"It's at this time that kids start to become independent of their parents," Vander Wielen said.
Deflecting hugs and kisses is one way to do that, a practice that girls engage in earlier than boys.
"Girls tend to receive more affection from their parents, according to studies, and they tend to shy away from it earlier," Vander Wielen said.
Talk About It
Though teens and tweens may duck your embrace in front of their friends, that doesn't mean they don't still want it in other situations.
"Some teens will continue to need affection from parents and will openly ask for it and give it," Vander Wielen said.
Others, though, will not. Cummings likes to frame this issue in terms of the five love languages conceived by author Gary Chapman: words of affirmation, quality time, receiving gifts, acts of service and physical touch.
Like adults, teens respond to different kinds of love, Cummings said, and it's up to parents to uncover how best to communicate their love to each of their children. That, he said, is usually simple.

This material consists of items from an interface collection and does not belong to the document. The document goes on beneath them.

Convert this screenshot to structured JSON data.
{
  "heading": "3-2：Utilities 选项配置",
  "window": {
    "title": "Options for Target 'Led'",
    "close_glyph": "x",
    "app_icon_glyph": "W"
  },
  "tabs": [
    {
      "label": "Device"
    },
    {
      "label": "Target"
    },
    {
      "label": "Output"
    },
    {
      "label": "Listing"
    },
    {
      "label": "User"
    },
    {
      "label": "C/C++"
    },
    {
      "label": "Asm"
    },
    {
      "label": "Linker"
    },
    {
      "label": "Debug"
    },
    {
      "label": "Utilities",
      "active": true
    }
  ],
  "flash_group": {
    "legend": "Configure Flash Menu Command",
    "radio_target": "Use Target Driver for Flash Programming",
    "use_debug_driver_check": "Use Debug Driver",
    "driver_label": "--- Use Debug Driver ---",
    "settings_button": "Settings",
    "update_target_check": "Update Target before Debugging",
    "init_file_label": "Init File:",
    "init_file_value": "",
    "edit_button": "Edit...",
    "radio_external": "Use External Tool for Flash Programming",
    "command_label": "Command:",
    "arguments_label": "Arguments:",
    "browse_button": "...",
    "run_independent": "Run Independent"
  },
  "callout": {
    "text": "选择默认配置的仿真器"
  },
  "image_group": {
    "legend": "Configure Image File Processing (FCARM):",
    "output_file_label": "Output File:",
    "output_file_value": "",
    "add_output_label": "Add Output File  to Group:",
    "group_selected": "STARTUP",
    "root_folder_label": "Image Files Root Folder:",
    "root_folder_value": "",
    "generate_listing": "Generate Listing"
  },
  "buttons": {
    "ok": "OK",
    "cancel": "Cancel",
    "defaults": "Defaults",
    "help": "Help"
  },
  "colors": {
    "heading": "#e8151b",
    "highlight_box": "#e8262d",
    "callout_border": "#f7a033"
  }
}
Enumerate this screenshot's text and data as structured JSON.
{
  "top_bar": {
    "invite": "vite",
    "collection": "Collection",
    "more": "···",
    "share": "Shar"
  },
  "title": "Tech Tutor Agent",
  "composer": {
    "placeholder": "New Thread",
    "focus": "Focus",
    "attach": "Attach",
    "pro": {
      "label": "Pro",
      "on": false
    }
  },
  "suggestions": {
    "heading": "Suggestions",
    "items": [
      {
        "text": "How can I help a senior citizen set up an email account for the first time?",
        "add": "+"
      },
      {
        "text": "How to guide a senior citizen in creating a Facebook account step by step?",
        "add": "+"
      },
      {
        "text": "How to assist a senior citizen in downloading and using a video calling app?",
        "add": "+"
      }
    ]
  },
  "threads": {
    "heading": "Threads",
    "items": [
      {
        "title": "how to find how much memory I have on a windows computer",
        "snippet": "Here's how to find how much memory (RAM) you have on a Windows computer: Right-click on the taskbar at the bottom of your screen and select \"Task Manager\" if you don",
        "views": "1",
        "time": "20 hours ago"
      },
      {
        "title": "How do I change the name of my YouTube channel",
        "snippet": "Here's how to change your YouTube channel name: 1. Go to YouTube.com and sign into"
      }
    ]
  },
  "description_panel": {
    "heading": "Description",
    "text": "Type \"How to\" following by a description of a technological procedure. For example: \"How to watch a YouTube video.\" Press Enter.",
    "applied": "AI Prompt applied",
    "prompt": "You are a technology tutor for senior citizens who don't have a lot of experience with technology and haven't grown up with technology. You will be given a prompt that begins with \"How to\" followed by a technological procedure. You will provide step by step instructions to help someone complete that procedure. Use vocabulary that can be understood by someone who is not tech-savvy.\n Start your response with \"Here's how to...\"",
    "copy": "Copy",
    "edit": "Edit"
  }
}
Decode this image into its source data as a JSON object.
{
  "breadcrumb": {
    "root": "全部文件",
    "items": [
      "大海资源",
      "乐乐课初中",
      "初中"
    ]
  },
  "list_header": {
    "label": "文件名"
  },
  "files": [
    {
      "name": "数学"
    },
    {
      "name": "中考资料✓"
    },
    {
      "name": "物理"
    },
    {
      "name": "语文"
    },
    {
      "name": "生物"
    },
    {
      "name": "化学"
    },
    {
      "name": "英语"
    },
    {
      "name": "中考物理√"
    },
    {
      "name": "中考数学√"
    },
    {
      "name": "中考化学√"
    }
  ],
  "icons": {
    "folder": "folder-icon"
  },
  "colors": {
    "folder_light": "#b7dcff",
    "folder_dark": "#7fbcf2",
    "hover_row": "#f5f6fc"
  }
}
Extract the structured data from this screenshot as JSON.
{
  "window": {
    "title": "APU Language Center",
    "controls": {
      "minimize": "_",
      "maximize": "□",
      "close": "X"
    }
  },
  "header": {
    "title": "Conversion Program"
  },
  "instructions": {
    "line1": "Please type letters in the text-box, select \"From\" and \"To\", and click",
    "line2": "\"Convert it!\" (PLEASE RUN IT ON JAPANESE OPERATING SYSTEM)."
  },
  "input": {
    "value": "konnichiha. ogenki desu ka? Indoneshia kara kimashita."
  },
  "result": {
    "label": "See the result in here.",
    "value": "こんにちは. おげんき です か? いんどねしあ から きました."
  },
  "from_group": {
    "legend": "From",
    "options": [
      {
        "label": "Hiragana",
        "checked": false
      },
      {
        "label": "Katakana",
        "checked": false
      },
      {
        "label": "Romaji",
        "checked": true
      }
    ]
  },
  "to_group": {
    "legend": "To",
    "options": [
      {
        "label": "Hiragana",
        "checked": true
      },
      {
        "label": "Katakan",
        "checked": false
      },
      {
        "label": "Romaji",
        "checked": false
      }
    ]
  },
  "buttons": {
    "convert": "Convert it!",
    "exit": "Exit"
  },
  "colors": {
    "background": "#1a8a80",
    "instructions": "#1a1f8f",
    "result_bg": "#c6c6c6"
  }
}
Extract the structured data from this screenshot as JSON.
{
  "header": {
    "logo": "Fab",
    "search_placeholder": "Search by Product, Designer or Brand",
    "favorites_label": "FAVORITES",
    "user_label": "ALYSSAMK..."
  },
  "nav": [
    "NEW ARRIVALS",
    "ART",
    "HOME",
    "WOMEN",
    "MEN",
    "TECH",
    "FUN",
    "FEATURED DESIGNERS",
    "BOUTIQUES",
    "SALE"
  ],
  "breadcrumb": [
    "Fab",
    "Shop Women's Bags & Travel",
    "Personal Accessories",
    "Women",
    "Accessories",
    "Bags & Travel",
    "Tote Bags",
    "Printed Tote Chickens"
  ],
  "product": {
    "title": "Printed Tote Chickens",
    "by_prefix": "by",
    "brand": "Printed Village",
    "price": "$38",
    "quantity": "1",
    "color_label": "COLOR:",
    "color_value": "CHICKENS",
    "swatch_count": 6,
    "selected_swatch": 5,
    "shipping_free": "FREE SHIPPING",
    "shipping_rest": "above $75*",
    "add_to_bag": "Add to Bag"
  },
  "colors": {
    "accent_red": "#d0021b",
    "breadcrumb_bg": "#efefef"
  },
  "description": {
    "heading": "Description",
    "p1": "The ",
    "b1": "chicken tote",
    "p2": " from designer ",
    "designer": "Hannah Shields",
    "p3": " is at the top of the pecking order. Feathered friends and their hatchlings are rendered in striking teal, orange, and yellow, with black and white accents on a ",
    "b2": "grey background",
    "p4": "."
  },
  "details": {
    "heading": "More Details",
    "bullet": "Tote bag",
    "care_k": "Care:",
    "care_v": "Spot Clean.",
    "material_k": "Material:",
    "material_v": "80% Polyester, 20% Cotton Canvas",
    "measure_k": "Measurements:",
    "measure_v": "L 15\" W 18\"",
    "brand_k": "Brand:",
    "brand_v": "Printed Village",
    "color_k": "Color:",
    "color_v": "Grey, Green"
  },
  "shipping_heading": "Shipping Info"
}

"Just ask them," he said. "Generally, kids will tell you what's important."
An experience several years ago crystallized for Summers that taking cues from her kids on the affection front was the way to go. She and Millie, then 10, were walking through the mall when Millie surprised her mom by reaching up to take her hand.
"I thought, 'From this day forward, I'm going to let her take the lead,'" Summers said.
"They give us signals, and we need to look for those," Vander Wielen said. "Ideally, you want there to be open communication where the child says, 'Please don't do that. I'm uncomfortable.' You allow the child to redefine what's comfortable."
Take Another Tack
Though they may not relish public displays of affection, most teenagers still crave their parents' loving attention and support. Delivering it in ways that are both comfortable and meaningful calls for some inventiveness on the part of Mom and Dad.
"Parents can be creative with that. It might be a note in their backpack. It might be working out a code with their teenager," Vander Wielen said.
For example, families might say "I love you" silently in American Sign Language or speak the words in French or Spanish. Parents also could co-opt Carol Burnett's trademark ear tug, a gesture she made at the end of each episode of her eponymous TV show to let her grandmother know she loved her. Or they could invent a signal all their own, as Summers has.
"I try and wink at them — something that's not as blatant as grabbing them and kissing their cheek," she said.
Simply taking affection down a notch works for some.
"The parent can tone it down where instead of a hug, maybe it's a touch on the arm or back," Vander Wielen said.
Whatever the case, getting your teen's permission is key — even at home.
"The parent should do what's comfortable for the teen first," Vander Wielen said.
These days, there are few places more comfortable for teens than the world of digital communication, so Summers has found ways to show her daughters her love in the language oftext messages and Facebook wall posts.
"They think that's cool, and I think it's cool when I get it back," she said.
Meeting kids on their turf is a great idea, Vander Wielen said. "You can kind of enter their world then and be nonjudgmental about it and just be with them, be present."
You can also invite teens into your world, particularly when you're at the wheel.
"Something I've seen work very effectively is a drive in the car, especially if there's a little bit of tension," Vander Wielen said.
In such an environment, the distractions and lack of eye contact can make connecting with teens easier. "It's more relaxing," Vander Wielen said.
However and wherever they show affection, parents should know that even when their teens shrug it off, they still need it.
"Parental affection has enormous impact on teenagers," Vander Wielen said.
"I can't tell you how many teens I've had in my office over the years who've brought this up, who've wanted more fun time with their parents. It gives the kids a sense of belonging."
When that's there, relationships thrive, if Summers' family serves as an example. Though she heard from friends that she should brace herself for the teen years, she said, "We are having the time of our lives. I love it.
"It's fun getting to know them and the young women they're becoming."